Making lists is a great way to keep on top of spending.

A second wrote: "Keep track of everything you spend. From pricy to cheap. Add it all up at the end of the month.

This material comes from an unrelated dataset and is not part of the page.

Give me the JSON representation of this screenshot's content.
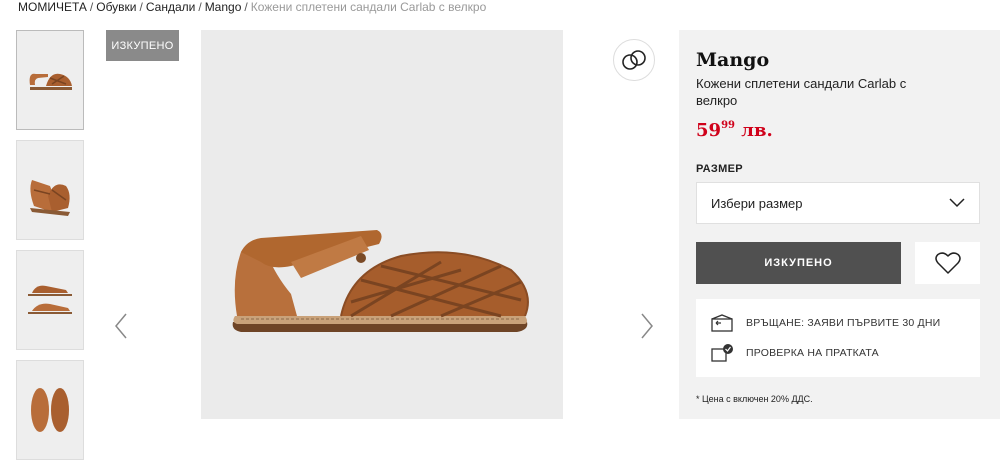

It’s scary how much unnecessary spending goes on!"

In response to this comment, another user brought up Mint, the online budget planner and tracker.

"Agreed," they said. "Mine was to actually dedicate 30 minutes at the end of the month to look at Mint and look at your spending categories.

"I use Mint to input data into my own personal spreadsheet of monthly spending and I think about how it’ll feel to update it when I make an unnecessary purchase."

Speaking about being more conscious when spending, here's another helpful philosophy when in comes to making those bigger purchases:

"I'm by no means a minimalist, but I do like to think of my purchases through Marie Kondo's 'What gives you joy?' lens.

"If it's a purchase, however frivolous, that truly makes you happy – it is probably worth it (if you can afford it/make it worth saving for).

"I was able to cut so many things (and spend more on higher quality things) when I looked at things through the 'does it bring me joy' lens.

"Whatever those things are is going to be different from person to person, but this idea has really helped me cut back without feeling deprived."

Spreadsheets are another useful tool for organising your finances.

From the philosophical to the practical, one person recommended this simple yet effective method - deleting your shopping apps. The same can be said for food delivery apps such as Just Eat and Deliveroo.

Although they make life easier, they also make it easier to spend money. The same goes for marketing emails.

"Unsubscribe from marketing emails," said one Redditor, while another suggested, "Use a spam email account for any purchases you make so that the marketing emails go to that account instead of the account you use for everything else.

"No more impulse shopping when 'deals' come through in your email."

Here's hoping these tips will help you stick to those New Year's resolutions and make 2023 a financially comfortable one.

Featured Image Credit: eeldeal Images / Stephen Hyde / Alamy

Topics: Money, Hacks